Updated my link format to add the little infinity symbol (∞) with a permalink to the post. Just in case someone wants to comment on the links I’ve posted.

Due date is August 1st. The baby’s room is all set up. Clothes and diapers are washed, rewashed, washed again. Now, the waiting has begun. It’s difficult to think of much else. How does one distract from the birth of their first child? How does one focus on the present, on the deep breathes between today and tomorrow?

Facebook Unethically Experiments on Users, Now It’s Time to Delete

Going from creepy to completely unethical, Facebook ran a psychology experiment on almost 700,000 users. I’ve had a tenuous relationship with the service over the years, and now, I’m deleting my account for good. You can still find me here, on Twitter, and in real life. Looking at Facebook from a cost-benefit perspective, there was little in the benefit column. I “like” all of your baby pictures and will see you around.

Literature of War: At Home and Abroad

We’ve published our special issue “Literature of War: At Home and Abroad.” It’s full of poems and stories from veterans, family members, and other people who have been affected by the wars in Afghanistan and Iraq. Instead of reiterating what this issue means, I’ll share an excerpt from my introduction:

Meaning is a slippery word. If meaning were a man, I imagine a middleman, a person playing both sides and looking for the largest margin. There have been times in my life when I’ve searched for meaning outside of a given context. I’ve turned to fiction, to poetry, to the words of others. And, there have been times when I’ve believed those words to have no meaning, when I’ve felt outside of experience. Cutoff in my own world.

However, when I read the stories, poems, and nonfiction in this special issue of Scintilla, I’m in awe of the meaning these writers have brought forth, the vision, painful at times, that they have shared. For many of us, the wars in Afghanistan and Iraq have played out in a vacuum. If Vietnam was the first televised war, what were, what are these wars? The overlooked? The distant?

Spend some time with these writers and be open to a new experience.
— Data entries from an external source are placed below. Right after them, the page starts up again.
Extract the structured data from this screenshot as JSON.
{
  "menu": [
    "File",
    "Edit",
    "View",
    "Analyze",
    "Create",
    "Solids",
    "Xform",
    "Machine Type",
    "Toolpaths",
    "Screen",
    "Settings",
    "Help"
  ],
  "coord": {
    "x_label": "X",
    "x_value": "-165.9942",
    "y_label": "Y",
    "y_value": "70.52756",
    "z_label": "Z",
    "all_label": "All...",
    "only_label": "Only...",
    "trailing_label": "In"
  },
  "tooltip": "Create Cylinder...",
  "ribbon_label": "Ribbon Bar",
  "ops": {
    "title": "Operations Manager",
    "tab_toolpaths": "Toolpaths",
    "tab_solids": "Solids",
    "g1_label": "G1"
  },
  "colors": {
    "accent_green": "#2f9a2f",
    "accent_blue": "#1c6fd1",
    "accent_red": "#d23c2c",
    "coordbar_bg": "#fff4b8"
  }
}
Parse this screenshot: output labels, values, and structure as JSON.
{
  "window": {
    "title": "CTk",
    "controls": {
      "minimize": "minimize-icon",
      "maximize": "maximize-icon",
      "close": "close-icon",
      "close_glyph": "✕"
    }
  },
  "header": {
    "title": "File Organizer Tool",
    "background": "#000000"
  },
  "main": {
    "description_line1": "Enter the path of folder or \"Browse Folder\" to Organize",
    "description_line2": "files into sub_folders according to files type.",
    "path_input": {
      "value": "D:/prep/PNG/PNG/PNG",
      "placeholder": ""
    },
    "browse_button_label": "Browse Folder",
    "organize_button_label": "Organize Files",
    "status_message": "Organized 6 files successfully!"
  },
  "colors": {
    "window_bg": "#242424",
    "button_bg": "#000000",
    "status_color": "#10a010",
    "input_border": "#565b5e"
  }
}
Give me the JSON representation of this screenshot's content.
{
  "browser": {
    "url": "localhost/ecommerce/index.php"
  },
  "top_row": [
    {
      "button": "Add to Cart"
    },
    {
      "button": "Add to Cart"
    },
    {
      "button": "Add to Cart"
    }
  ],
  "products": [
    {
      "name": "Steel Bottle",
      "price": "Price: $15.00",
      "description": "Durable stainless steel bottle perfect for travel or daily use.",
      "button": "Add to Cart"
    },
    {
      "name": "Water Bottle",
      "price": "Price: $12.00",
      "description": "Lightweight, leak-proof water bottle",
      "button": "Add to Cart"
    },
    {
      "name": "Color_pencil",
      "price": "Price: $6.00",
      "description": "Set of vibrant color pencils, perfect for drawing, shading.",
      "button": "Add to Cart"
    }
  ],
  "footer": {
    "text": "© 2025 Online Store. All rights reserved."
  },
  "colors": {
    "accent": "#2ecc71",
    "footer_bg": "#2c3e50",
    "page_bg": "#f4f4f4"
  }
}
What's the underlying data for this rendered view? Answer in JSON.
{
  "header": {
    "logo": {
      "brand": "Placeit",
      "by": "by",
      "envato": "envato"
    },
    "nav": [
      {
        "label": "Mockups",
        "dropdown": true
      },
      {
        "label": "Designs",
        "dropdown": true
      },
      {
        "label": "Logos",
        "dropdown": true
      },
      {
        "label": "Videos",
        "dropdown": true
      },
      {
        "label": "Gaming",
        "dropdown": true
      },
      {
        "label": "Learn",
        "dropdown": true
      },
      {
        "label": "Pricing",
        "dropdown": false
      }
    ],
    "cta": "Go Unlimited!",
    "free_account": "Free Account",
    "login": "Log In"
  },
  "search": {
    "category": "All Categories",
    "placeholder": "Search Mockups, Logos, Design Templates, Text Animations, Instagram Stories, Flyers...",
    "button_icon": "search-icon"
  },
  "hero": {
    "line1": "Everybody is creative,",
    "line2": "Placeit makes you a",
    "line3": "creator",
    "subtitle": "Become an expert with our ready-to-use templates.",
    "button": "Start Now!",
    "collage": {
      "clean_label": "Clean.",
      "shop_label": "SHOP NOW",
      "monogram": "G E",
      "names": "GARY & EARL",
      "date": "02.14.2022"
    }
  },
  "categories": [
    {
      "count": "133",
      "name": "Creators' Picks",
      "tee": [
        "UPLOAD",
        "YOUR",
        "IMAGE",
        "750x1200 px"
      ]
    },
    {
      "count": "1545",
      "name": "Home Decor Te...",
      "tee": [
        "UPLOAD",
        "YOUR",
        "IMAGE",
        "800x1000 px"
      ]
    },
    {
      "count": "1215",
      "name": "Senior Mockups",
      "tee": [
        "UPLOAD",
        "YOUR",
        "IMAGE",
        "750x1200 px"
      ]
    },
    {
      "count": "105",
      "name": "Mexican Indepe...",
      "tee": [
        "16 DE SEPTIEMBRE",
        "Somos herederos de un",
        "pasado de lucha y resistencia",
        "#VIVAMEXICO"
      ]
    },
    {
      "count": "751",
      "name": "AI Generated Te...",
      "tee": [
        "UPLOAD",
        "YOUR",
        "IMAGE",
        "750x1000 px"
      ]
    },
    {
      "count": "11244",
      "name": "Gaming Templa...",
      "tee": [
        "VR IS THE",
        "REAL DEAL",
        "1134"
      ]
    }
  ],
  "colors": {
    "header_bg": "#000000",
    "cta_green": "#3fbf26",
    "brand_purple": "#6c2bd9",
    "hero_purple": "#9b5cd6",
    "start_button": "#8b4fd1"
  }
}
Neil Degrasse Tyson to Send Ten Golden Records to Favorite Planets or Earth Will Be Blown Up

Neil Degrasse Tyson welcomes alien lifeforms to Earth.

Neil Degrasse Tyson welcomes alien lifeforms to Earth.

New York—Contact with alien lifeforms has been received. This morning, a probe containing a golden record of unidentified origin was brought to Earth and deposited in NASA headquarters. Authorities were baffled trying to decode the medium, until Neil Degrasse Tyson reached out to Charles Frank Bolden, Jr, stating that he had “a golden record player gifted to him by the late, Carl Sagan.”

A silent terror spread through the building upon deciphering the message. “It’s a call to action,” said Bolden, “but the question is: do we have the resources to make it happen?” Neil Degrasse Tyson has been tasked with heading up the mission, despite his whimsical vests. When asked for details, Degrasse Tyson responded: “It’s essentially a chain letter, but do we dare ignore it’s warnings?”

The golden record declares that whomever decodes the message must make ten copies and launch them at their favorite planets or face annihilation. Citizens may use PlanetQuest to make a suggestion, but NASA would like to remind Americans that Hoth is not real and Endor is technically a moon. “I’m a big fan of Tau Ceti e,” said Degrasse Tyson, “but we don’t have confirmation yet. Kepler-62e is definitely on my list.”

Despite warnings from the United States Postal Service and Congressional Budget Office regarding the potential drain on resources, the Obama administration has “gone all in,” a senior cabinet member said.

Is this all a response to Voyager I?

Is this all a response to Voyager I?

To ensure Americans are made aware of the threat, please share this with five friends or else a year of misfortune will follow you.“The good thing about science is that it’s true whether or not you believe in it,” said Neil Degrasse Tyson. “The bad thing about chain letters and golden records from other planets is you have no idea what to believe.”